SUPPLIED RECORDS
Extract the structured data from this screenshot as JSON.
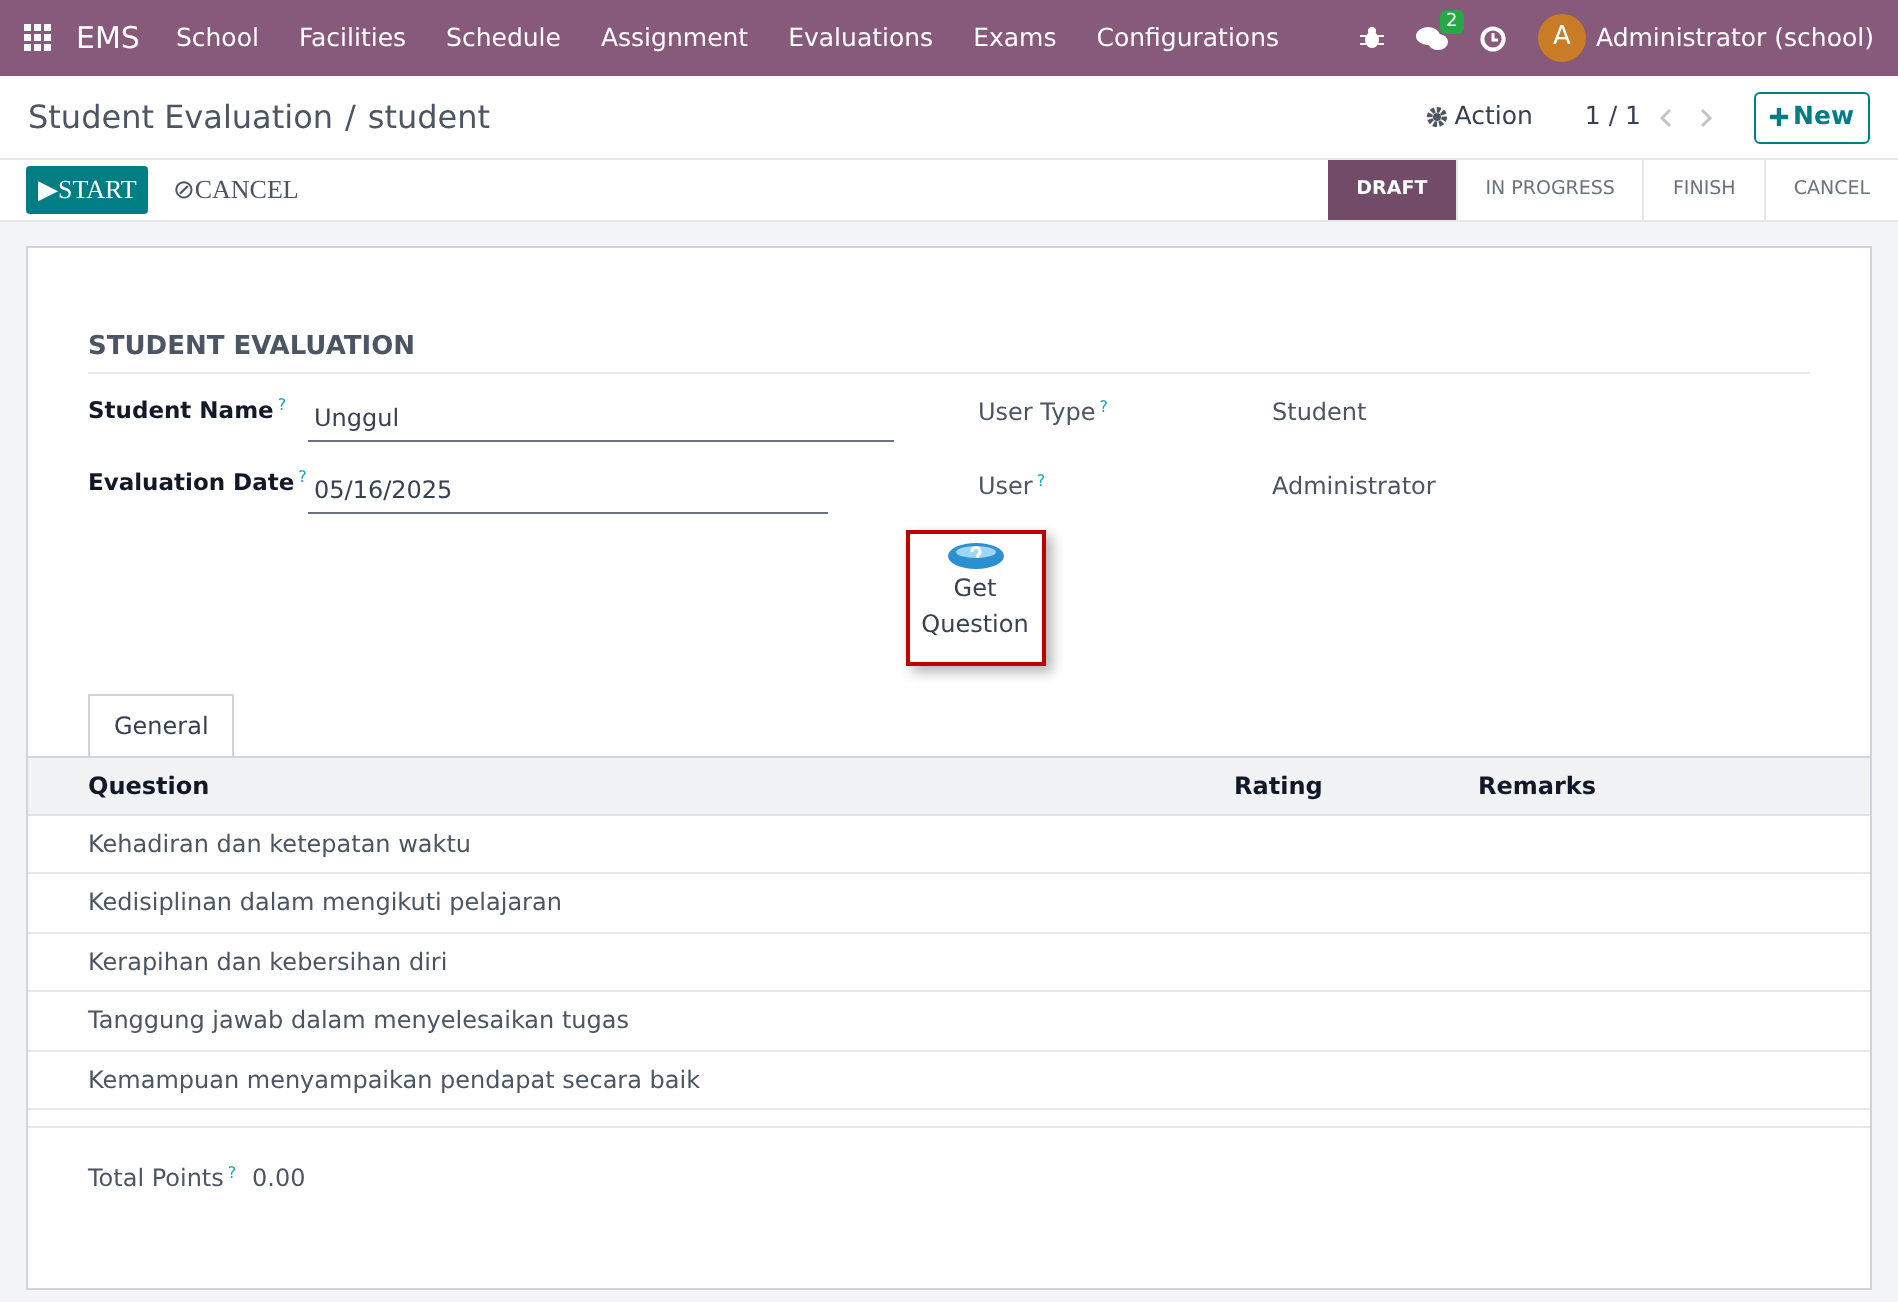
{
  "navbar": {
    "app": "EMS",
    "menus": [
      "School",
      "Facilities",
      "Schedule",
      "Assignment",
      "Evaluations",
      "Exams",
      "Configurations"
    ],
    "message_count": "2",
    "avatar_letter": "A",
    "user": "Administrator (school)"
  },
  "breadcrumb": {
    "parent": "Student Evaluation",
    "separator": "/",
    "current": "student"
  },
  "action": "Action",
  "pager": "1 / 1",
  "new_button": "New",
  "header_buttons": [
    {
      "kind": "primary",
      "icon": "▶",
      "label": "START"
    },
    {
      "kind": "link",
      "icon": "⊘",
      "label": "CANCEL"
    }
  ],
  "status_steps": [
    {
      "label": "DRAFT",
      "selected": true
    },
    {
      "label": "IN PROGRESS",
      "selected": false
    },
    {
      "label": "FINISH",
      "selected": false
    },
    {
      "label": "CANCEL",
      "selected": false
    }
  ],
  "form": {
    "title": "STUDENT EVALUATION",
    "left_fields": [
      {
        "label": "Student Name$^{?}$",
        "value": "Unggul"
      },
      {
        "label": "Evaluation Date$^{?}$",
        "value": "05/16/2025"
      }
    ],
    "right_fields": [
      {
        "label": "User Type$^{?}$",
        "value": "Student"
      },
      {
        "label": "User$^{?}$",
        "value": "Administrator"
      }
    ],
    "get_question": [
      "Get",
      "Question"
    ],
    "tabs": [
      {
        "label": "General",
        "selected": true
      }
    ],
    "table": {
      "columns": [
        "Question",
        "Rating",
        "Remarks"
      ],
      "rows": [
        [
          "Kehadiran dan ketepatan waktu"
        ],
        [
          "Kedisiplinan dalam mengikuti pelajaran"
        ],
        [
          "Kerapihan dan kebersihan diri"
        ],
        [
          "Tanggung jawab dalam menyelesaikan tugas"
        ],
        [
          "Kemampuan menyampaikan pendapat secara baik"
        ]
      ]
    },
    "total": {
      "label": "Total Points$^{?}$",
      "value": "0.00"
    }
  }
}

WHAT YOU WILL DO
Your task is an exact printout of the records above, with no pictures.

TASK RESPONSE
Extract the structured data from this screenshot as JSON.
{
  "navbar": {
    "app": "EMS",
    "menus": [
      "School",
      "Facilities",
      "Schedule",
      "Assignment",
      "Evaluations",
      "Exams",
      "Configurations"
    ],
    "message_count": "2",
    "avatar_letter": "A",
    "user": "Administrator (school)"
  },
  "breadcrumb": {
    "parent": "Student Evaluation",
    "separator": "/",
    "current": "student"
  },
  "action": "Action",
  "pager": "1 / 1",
  "new_button": "New",
  "header_buttons": [
    {
      "kind": "primary",
      "icon": "▶",
      "label": "START"
    },
    {
      "kind": "link",
      "icon": "⊘",
      "label": "CANCEL"
    }
  ],
  "status_steps": [
    {
      "label": "DRAFT",
      "selected": true
    },
    {
      "label": "IN PROGRESS",
      "selected": false
    },
    {
      "label": "FINISH",
      "selected": false
    },
    {
      "label": "CANCEL",
      "selected": false
    }
  ],
  "form": {
    "title": "STUDENT EVALUATION",
    "left_fields": [
      {
        "label": "Student Name$^{?}$",
        "value": "Unggul"
      },
      {
        "label": "Evaluation Date$^{?}$",
        "value": "05/16/2025"
      }
    ],
    "right_fields": [
      {
        "label": "User Type$^{?}$",
        "value": "Student"
      },
      {
        "label": "User$^{?}$",
        "value": "Administrator"
      }
    ],
    "get_question": [
      "Get",
      "Question"
    ],
    "tabs": [
      {
        "label": "General",
        "selected": true
      }
    ],
    "table": {
      "columns": [
        "Question",
        "Rating",
        "Remarks"
      ],
      "rows": [
        [
          "Kehadiran dan ketepatan waktu"
        ],
        [
          "Kedisiplinan dalam mengikuti pelajaran"
        ],
        [
          "Kerapihan dan kebersihan diri"
        ],
        [
          "Tanggung jawab dalam menyelesaikan tugas"
        ],
        [
          "Kemampuan menyampaikan pendapat secara baik"
        ]
      ]
    },
    "total": {
      "label": "Total Points$^{?}$",
      "value": "0.00"
    }
  }
}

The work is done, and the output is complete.